----- Supplied material

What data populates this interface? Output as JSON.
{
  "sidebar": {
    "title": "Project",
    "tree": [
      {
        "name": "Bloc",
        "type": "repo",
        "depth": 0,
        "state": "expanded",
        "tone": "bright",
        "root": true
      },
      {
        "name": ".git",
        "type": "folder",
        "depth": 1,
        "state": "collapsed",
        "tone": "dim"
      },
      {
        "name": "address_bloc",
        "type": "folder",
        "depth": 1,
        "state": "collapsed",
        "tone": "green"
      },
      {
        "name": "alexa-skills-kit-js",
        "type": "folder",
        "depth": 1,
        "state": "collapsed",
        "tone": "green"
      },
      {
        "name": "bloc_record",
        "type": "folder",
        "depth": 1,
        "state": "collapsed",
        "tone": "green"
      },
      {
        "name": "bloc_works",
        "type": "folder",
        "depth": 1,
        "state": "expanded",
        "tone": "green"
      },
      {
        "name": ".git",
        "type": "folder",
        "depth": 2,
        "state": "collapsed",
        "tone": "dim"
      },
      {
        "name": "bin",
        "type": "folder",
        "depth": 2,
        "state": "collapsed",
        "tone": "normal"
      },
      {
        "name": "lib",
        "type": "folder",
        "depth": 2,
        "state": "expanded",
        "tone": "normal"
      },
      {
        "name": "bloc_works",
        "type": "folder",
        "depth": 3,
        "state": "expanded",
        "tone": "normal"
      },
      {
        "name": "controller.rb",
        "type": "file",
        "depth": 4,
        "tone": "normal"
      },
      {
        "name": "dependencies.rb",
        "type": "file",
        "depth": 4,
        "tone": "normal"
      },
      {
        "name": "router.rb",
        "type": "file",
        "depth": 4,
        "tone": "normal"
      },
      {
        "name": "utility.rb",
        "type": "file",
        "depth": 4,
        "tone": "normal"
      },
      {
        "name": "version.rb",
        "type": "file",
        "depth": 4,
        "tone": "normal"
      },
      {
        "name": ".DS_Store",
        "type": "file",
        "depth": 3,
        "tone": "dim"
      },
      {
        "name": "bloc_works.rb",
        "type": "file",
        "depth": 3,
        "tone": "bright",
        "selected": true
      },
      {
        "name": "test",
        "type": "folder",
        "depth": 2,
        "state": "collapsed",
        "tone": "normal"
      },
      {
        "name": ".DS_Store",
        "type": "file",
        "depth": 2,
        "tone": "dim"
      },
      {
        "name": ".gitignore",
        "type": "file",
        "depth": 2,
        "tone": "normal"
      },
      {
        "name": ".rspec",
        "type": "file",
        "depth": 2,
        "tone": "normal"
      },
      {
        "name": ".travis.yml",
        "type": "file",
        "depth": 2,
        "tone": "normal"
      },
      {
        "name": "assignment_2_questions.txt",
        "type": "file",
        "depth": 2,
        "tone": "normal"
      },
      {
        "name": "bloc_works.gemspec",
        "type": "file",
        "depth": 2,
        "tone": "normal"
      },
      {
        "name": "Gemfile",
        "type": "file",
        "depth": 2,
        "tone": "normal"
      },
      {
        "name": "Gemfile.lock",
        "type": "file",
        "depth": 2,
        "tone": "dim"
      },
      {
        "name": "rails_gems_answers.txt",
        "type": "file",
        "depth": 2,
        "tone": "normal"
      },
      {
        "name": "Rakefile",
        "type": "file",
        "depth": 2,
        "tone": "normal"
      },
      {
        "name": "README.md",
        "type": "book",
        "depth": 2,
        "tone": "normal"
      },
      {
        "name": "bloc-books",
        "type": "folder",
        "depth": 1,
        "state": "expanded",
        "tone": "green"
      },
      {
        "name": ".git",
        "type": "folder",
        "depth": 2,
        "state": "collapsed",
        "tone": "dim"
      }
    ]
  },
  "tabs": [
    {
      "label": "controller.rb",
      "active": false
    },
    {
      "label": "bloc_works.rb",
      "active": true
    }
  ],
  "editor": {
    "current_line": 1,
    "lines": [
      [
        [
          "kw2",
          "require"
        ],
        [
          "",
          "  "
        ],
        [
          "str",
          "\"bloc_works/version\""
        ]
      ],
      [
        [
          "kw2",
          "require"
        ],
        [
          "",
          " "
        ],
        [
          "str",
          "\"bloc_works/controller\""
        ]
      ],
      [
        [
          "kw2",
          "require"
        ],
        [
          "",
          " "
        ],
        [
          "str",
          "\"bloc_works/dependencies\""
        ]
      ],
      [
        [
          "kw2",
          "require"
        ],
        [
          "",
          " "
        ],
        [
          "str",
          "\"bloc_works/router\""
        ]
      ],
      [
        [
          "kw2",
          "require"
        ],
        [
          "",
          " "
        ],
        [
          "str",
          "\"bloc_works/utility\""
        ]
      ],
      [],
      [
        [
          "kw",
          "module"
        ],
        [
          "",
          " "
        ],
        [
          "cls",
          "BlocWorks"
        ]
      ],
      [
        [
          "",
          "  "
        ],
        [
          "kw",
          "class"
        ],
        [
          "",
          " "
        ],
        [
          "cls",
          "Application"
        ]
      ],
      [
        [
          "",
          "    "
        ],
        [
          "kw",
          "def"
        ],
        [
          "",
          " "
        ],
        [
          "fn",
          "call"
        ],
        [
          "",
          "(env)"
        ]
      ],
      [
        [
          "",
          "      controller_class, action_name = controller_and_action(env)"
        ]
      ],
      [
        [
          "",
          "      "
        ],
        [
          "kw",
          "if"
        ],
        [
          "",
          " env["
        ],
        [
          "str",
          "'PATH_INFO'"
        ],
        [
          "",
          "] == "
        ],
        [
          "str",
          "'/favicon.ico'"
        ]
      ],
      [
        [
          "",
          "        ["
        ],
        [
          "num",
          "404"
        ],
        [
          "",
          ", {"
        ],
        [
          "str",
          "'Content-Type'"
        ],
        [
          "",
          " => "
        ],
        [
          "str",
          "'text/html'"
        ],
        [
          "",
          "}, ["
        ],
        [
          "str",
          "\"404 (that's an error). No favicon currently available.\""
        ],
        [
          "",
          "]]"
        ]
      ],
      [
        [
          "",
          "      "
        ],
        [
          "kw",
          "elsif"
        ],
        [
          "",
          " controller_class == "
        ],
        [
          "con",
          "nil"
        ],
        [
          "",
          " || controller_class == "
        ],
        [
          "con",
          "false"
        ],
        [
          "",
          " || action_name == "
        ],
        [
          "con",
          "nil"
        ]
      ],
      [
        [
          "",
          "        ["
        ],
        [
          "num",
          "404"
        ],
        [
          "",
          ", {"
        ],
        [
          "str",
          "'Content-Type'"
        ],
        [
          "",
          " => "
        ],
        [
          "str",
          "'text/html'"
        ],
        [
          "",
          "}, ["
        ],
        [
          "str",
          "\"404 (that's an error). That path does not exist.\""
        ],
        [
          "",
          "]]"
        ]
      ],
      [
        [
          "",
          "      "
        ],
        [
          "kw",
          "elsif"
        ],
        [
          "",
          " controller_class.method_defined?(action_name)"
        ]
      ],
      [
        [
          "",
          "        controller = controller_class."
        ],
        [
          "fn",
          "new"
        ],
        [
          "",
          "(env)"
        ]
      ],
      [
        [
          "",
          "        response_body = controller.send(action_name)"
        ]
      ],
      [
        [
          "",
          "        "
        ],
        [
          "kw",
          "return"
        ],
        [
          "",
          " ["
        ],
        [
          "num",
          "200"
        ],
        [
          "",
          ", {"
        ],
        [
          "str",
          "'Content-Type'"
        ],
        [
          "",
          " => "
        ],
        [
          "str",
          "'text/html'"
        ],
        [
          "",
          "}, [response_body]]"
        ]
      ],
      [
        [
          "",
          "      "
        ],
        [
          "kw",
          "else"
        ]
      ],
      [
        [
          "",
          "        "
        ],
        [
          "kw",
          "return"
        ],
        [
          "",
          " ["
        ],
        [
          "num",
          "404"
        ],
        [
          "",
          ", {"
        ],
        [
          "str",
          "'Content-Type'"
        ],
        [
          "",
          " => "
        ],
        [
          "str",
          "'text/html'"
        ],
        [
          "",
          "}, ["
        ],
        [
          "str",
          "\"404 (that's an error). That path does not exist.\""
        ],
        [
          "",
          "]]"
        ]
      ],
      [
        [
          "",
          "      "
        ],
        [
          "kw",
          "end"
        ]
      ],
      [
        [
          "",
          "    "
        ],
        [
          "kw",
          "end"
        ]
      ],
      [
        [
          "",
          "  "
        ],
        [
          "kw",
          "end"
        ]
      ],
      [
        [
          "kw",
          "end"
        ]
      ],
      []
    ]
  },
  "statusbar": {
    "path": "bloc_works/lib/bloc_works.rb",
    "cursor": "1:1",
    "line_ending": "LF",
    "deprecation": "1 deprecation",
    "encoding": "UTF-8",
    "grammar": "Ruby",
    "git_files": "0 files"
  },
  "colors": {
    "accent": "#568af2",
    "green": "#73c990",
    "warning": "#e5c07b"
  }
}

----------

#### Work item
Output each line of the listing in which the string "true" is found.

#### Answer box
        "root": true
        "selected": true
      "active": true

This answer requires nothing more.